SAU Buzz

Escape room trend hits SAU

by Abbey Nimrick
Posted on Apr 27, 2017

Locked in Lewis Hall’s Potions Laboratory with only a few friends, you have to decipher clues to unlock boxes and find your way out in only 60 minutes. Can you escape in time?

St. Ambrose University hosted their first ever escape room, put on by the Cosgrove RAs as well as some of the Davis RA staff.

“We had a trial run with one group and they said it was a lot of fun and challenging,” Carissa Origer, Cosgrove resident assistant and event planner said.

Origer said she has gone to a couple different escape rooms and thought it would be cool to try and make one for her residents as a program.

Cosgrove RA Morgan Krieger said escape rooms have become a popular activity.

“Especially popular among college-aged people,” Krieger said, “because it is both actively and mentally challenging.”

Before Origer even presented the idea to the rest of the Cosgrove RA staff, she came up with the theme, clues and how to go about escaping. They then bought all the supplies, props and began advertising for the event.

“I ordered a lot of lock boxes and padlocks from Amazon that some of the clues would be hidden in,” Origer said. “The other props that are used are more for decoration or to throw people off from the clues and those just include posters and other containers that may or may not be used for a clue.”

She used inspiration based on some of the clues she has seen in previous escape rooms that she has been to as well as coming up with some clues on her own.

Origer tried to base the decorations and clues to fit with the theme, a Harry Potter potions classroom.

Krieger said they painted recycled bottles to make decorative potion bottles.

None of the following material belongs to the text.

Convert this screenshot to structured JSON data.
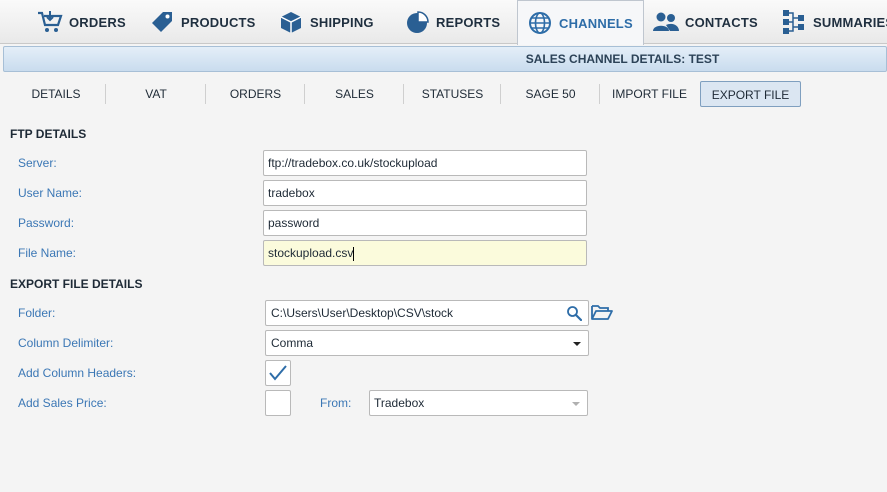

On top of decor, they also tried to make the room fit the theme as best as possible as well.

“We chose Lewis 001 because we are hoping to have a creepy chemistry, and potions themed room,” Origer said.

During the event on April 7 and 8, the RAs’ work continued.

“We will have someone sitting inside the escape room to give out two clues when asked for, make sure people are on the right track for escaping and to make sure no one cheats while inside the room (because that would take the fun out of it),” Origer said.

After only one week, due to high demand and limited availability, the escape room reached its capacity.

They had 15 groups go through, consisting of 96 Ambrose students. Four of these groups escaped in time, resulting in a 27% escape rate.

“I compared this to other escape rooms escape rates which can range between 20-40%,” Origer said. “I was happy that our escape room rate fell within that range. I wanted the escape room to be challenging, but not too easy where everyone could escape.”

One group escaped in only 38 minutes.

Origer enjoyed putting on the event and hopes to host another escape room next year.